When you copy the data, keep every line exactly as written and skip the pictures.

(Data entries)
== Segment start ==

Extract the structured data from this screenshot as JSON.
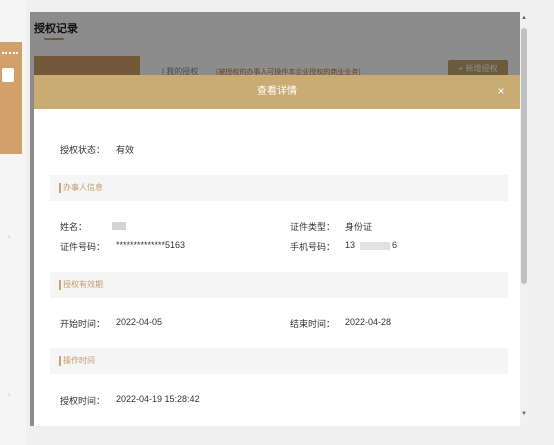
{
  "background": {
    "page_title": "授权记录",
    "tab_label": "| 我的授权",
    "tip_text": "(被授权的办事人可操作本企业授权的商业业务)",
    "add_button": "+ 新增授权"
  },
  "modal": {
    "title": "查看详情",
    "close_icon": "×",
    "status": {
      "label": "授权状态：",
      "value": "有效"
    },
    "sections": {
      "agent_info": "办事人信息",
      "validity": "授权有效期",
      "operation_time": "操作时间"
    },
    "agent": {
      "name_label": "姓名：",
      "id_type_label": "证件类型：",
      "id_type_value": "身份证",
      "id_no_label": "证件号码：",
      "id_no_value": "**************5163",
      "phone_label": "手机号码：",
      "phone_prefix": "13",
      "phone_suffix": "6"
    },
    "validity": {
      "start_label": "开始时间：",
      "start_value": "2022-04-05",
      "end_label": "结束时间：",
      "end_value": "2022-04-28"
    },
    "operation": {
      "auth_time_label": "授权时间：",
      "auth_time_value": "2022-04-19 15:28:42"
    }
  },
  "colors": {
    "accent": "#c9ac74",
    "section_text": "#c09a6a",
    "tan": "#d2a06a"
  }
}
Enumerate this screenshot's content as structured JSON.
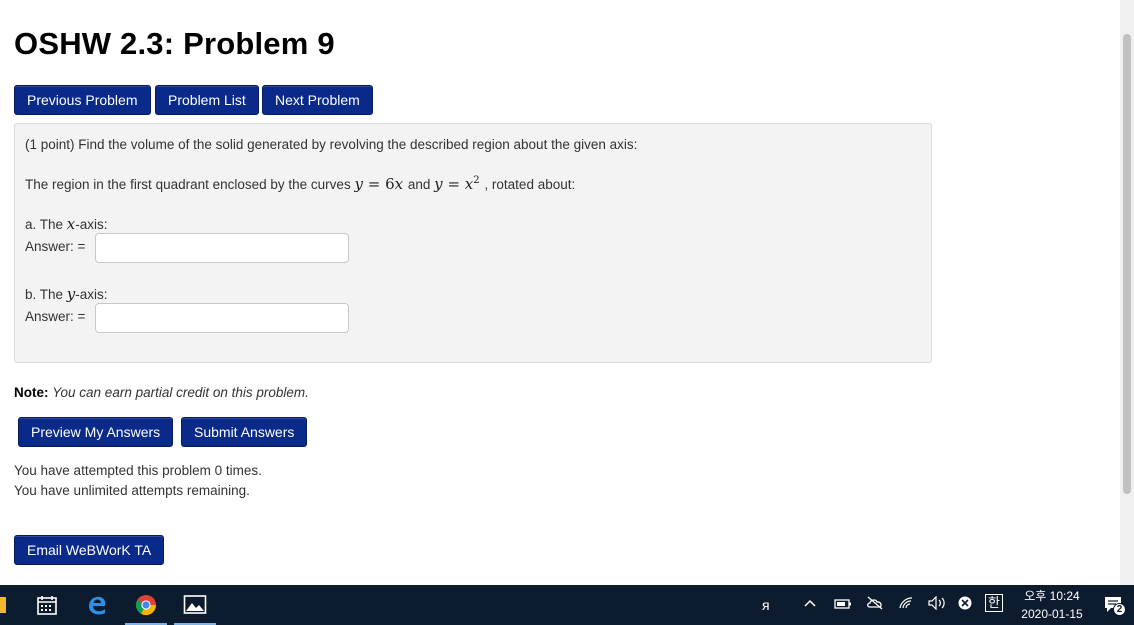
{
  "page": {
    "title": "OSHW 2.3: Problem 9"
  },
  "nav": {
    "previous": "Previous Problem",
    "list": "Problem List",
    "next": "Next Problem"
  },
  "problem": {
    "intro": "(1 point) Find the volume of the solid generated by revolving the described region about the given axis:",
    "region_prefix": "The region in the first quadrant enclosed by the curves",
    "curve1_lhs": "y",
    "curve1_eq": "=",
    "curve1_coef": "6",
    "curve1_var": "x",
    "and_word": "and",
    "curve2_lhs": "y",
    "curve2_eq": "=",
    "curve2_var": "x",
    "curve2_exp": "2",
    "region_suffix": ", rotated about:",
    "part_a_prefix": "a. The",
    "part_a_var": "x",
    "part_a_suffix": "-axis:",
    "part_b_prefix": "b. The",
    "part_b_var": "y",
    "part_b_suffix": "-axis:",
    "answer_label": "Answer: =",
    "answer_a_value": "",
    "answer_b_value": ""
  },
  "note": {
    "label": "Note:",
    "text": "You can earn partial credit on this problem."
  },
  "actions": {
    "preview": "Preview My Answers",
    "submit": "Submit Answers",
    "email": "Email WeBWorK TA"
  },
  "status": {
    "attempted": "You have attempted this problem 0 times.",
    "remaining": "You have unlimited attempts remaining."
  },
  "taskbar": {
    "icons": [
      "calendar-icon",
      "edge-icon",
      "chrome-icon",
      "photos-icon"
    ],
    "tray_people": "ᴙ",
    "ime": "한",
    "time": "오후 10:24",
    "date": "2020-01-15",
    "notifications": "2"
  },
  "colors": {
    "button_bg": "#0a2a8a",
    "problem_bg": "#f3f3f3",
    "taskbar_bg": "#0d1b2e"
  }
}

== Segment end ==

Exercise result:
Extract the structured data from this screenshot as JSON.
{
  "background": {
    "page_title": "授权记录",
    "tab_label": "| 我的授权",
    "tip_text": "(被授权的办事人可操作本企业授权的商业业务)",
    "add_button": "+ 新增授权"
  },
  "modal": {
    "title": "查看详情",
    "close_icon": "×",
    "status": {
      "label": "授权状态：",
      "value": "有效"
    },
    "sections": {
      "agent_info": "办事人信息",
      "validity": "授权有效期",
      "operation_time": "操作时间"
    },
    "agent": {
      "name_label": "姓名：",
      "id_type_label": "证件类型：",
      "id_type_value": "身份证",
      "id_no_label": "证件号码：",
      "id_no_value": "**************5163",
      "phone_label": "手机号码：",
      "phone_prefix": "13",
      "phone_suffix": "6"
    },
    "validity": {
      "start_label": "开始时间：",
      "start_value": "2022-04-05",
      "end_label": "结束时间：",
      "end_value": "2022-04-28"
    },
    "operation": {
      "auth_time_label": "授权时间：",
      "auth_time_value": "2022-04-19 15:28:42"
    }
  },
  "colors": {
    "accent": "#c9ac74",
    "section_text": "#c09a6a",
    "tan": "#d2a06a"
  }
}
Enumerate this screenshot's content as structured JSON.
{
  "page": {
    "title": "OSHW 2.3: Problem 9"
  },
  "nav": {
    "previous": "Previous Problem",
    "list": "Problem List",
    "next": "Next Problem"
  },
  "problem": {
    "intro": "(1 point) Find the volume of the solid generated by revolving the described region about the given axis:",
    "region_prefix": "The region in the first quadrant enclosed by the curves",
    "curve1_lhs": "y",
    "curve1_eq": "=",
    "curve1_coef": "6",
    "curve1_var": "x",
    "and_word": "and",
    "curve2_lhs": "y",
    "curve2_eq": "=",
    "curve2_var": "x",
    "curve2_exp": "2",
    "region_suffix": ", rotated about:",
    "part_a_prefix": "a. The",
    "part_a_var": "x",
    "part_a_suffix": "-axis:",
    "part_b_prefix": "b. The",
    "part_b_var": "y",
    "part_b_suffix": "-axis:",
    "answer_label": "Answer: =",
    "answer_a_value": "",
    "answer_b_value": ""
  },
  "note": {
    "label": "Note:",
    "text": "You can earn partial credit on this problem."
  },
  "actions": {
    "preview": "Preview My Answers",
    "submit": "Submit Answers",
    "email": "Email WeBWorK TA"
  },
  "status": {
    "attempted": "You have attempted this problem 0 times.",
    "remaining": "You have unlimited attempts remaining."
  },
  "taskbar": {
    "icons": [
      "calendar-icon",
      "edge-icon",
      "chrome-icon",
      "photos-icon"
    ],
    "tray_people": "ᴙ",
    "ime": "한",
    "time": "오후 10:24",
    "date": "2020-01-15",
    "notifications": "2"
  },
  "colors": {
    "button_bg": "#0a2a8a",
    "problem_bg": "#f3f3f3",
    "taskbar_bg": "#0d1b2e"
  }
}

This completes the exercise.